Post 53: More Comments & Reviews of Face Your Fears

Windy City Reviews with Chicago Writers Association

Wednesday, October 3, 2018 at 3:11PM

Rogue Phoenix Press, July 14, 2018Trade Paperback and E-book, 323 pages.

Reviewed by Renee James.

In Face Your Fears, author Bill Mathis tells the story of Nate McGuire and Jude Totsian, from each man’s childhood, to his earliest rumblings of attraction to other males, to the adult life events and romances that eventually lead them to each other. It is a novel with significant flaws in craftsmanship and pace, but it has redeeming qualities that recommend it, especially its gentle and touching telling of how gay men experience life, love, and the search for happiness.

Nate and Jude alternate the narration of this story. Nate has Cerebral Palsy, which renders him a wheelchair-bound quadriplegic. He is completely dependent on others for even the most basic life functions but compensates with a caustic wit, a loud voice, and a willingness to wield both qualities without fear or reservation in any situation. His suburban-Chicago family is supportive and well-heeled enough to make sure he has the services he needs.

Jude is ten years older than Nate and provides a sharp contrast: he’s athletic, active, and fully integrated into his conservative Iowa farm community as a child. Yet he feels a growing distance from that community as he becomes aware of his sexual orientation and how his family and community would regard that.

The contrast between the two boys’ journeys of self-discovery is profound and one of the elements that most recommend this book. Nate’s life is a succession of physical challenges non-handicapped people might have never imagined—getting a meal, getting to the bathroom in time and needing someone to clean him up afterwards, and dealing with the stares and discomfort his presence causes when he ventures into new places and situations. He deals with these embarrassments by being loud and bold, sometimes in a funny way, sometimes like a brat.

Jude is Nate’s opposite in many ways. He’s physically gifted, relatively quiet, and obedient. He goes along to get along.

The contrasts continue as each boy reaches puberty and begins feeling a sexual attraction to other males. Outspoken Nate wastes little time telling his loving and supportive family that he’s gay, while Jude begins a cycle of many years of a secret life by keeping his sexuality a secret.

The scenes depicting each boy’s early experiences with attraction and love are deep and moving, making this book the kind of read that will linger in one’s memory for many months and perhaps years to come.

As Nate and Jude evolve into their adult years, Face Your Fears becomes more of a romance novel, with frequent twists and turns, angst, and tears in each man’s struggles for love and fulfillment.

While the portraits of Nate and Jude in their early years make this book special, the lapses in storytelling craft slow it to a crawl in places. Author Mathis tells his story in first-person, present tense, which is effective, but it often lapses into long passages filling in back story in past tense. Some transitions in time and place are unclear. And some of the dialogue would be better condensed into summary narration to keep the story moving.
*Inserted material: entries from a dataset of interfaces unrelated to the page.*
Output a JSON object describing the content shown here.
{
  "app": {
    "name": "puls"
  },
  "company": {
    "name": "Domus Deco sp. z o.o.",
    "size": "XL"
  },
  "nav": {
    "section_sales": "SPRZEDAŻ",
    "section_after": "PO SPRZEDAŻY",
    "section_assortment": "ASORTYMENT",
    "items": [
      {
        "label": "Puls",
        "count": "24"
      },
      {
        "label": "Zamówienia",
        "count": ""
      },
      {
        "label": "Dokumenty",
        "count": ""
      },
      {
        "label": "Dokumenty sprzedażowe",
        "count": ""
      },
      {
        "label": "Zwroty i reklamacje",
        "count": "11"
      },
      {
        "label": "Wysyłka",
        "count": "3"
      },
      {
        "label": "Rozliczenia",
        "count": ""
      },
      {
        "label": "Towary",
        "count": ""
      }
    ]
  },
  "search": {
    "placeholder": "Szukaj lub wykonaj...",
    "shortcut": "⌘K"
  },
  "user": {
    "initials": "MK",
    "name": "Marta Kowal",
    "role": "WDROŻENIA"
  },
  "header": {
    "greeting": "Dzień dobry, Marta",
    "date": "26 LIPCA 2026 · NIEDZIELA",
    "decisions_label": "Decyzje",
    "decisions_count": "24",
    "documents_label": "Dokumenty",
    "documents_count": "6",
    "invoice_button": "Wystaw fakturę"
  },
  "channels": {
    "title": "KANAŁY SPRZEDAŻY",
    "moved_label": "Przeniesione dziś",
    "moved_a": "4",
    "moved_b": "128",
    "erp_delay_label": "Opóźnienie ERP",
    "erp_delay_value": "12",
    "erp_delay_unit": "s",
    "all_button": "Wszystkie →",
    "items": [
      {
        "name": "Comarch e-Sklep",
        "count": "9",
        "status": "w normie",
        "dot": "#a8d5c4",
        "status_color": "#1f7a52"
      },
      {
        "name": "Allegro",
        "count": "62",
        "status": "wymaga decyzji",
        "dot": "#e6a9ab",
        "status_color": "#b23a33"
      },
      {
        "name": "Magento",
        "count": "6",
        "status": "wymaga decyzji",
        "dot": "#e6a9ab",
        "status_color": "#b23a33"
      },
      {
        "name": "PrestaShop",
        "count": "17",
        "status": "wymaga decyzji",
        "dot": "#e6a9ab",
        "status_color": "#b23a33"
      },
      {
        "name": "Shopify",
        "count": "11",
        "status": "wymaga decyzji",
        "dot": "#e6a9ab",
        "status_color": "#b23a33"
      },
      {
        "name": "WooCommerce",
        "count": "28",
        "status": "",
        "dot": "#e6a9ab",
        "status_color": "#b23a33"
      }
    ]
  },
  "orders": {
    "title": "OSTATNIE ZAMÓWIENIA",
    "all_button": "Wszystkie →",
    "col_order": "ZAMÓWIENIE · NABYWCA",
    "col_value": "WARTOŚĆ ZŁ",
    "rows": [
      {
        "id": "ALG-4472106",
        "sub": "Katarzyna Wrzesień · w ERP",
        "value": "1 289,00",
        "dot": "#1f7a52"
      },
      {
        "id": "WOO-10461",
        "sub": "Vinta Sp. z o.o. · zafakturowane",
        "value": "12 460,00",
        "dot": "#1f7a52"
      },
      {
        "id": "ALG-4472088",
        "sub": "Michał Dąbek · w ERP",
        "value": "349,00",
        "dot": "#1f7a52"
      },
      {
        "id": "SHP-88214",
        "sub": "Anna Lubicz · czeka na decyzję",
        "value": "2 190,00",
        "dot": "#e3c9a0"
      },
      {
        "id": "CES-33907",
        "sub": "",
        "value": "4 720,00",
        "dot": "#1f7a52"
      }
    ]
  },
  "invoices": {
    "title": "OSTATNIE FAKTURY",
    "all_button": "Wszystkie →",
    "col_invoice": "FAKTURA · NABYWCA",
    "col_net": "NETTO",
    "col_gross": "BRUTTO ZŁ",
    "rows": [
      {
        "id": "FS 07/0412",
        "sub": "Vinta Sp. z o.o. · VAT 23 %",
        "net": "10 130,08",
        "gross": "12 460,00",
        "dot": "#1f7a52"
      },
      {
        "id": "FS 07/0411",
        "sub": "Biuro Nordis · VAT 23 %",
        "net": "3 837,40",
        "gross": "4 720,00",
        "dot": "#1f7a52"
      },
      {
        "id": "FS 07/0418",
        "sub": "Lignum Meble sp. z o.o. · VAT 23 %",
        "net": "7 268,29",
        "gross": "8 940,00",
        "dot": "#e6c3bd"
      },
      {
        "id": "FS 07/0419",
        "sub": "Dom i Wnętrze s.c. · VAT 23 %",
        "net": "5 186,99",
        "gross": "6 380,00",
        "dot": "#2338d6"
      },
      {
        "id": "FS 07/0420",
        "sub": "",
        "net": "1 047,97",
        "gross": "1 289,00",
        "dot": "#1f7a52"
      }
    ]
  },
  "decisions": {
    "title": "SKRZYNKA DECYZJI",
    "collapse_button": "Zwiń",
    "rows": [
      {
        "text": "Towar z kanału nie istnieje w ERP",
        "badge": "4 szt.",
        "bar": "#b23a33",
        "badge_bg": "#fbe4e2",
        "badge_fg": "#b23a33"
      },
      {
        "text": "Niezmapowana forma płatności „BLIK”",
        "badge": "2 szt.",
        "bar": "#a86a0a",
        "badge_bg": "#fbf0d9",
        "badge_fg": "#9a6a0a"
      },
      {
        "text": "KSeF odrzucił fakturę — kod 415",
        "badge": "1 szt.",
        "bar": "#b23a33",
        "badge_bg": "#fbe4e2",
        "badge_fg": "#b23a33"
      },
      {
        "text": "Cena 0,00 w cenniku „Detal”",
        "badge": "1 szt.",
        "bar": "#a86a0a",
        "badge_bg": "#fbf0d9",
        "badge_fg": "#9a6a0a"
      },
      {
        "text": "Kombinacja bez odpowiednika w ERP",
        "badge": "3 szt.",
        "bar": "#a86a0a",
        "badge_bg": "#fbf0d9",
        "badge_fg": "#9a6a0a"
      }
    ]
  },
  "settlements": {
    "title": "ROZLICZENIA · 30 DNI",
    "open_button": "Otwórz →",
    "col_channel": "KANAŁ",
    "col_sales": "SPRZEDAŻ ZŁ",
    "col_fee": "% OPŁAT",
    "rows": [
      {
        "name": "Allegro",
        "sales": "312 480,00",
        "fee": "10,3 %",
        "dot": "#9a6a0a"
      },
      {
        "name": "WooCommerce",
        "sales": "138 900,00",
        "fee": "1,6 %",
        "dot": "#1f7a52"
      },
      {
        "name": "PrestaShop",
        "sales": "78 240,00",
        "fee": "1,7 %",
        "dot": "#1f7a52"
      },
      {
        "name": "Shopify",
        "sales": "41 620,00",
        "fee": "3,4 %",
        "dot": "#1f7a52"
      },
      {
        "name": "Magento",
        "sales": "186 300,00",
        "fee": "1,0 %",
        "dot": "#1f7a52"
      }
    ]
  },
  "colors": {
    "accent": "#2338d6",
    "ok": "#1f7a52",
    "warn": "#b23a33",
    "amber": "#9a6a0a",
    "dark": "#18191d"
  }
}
Despite these shortcomings, Face Your Fears rewards readers with moments that are deeply engaging and can change one’s understanding of the world in which we live—a quality not always found in today’s most popular fiction.

Next week – Back to On The Road to Romania – Social Orphans